§ **What is expected**:
Look through the entries below, please, and copy every line with the word "icon".

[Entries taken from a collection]
------------
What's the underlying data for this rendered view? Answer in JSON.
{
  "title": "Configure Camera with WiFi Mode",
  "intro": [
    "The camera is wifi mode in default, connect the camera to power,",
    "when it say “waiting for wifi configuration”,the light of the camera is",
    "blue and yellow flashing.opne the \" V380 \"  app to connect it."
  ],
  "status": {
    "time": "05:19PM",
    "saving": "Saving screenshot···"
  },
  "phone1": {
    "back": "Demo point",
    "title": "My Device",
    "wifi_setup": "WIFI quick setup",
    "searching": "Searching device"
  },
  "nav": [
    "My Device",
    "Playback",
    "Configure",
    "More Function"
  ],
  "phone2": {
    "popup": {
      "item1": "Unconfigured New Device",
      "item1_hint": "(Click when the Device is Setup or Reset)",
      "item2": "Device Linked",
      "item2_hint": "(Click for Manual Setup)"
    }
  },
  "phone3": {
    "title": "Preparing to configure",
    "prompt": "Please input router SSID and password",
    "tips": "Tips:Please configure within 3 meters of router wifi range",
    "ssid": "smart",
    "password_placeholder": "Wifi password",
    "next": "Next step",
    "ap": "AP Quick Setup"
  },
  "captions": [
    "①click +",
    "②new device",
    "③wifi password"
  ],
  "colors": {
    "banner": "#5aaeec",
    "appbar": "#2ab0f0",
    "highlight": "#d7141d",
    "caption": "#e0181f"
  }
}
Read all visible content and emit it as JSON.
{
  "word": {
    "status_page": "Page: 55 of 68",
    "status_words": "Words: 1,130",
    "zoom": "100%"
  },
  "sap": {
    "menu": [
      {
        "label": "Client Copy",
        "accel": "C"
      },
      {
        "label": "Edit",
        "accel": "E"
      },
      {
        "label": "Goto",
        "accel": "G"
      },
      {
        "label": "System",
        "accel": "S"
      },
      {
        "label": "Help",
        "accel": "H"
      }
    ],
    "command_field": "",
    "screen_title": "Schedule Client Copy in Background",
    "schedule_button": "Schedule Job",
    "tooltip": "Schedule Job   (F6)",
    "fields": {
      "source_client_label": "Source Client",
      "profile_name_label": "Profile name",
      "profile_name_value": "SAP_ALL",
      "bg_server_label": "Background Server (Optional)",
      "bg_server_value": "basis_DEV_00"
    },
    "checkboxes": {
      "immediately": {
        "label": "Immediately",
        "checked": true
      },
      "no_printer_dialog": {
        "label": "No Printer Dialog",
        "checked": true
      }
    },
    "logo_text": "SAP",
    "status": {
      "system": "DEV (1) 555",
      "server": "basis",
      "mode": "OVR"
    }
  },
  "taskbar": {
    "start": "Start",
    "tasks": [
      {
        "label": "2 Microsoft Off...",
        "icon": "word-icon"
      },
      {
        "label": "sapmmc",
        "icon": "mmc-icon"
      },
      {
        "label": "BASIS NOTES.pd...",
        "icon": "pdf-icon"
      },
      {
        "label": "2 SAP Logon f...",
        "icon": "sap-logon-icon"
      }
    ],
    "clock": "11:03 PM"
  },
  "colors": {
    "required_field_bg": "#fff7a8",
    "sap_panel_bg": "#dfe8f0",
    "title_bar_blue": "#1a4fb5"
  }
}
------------
§ **Result**:
        "icon": "word-icon"
        "icon": "mmc-icon"
        "icon": "pdf-icon"
        "icon": "sap-logon-icon"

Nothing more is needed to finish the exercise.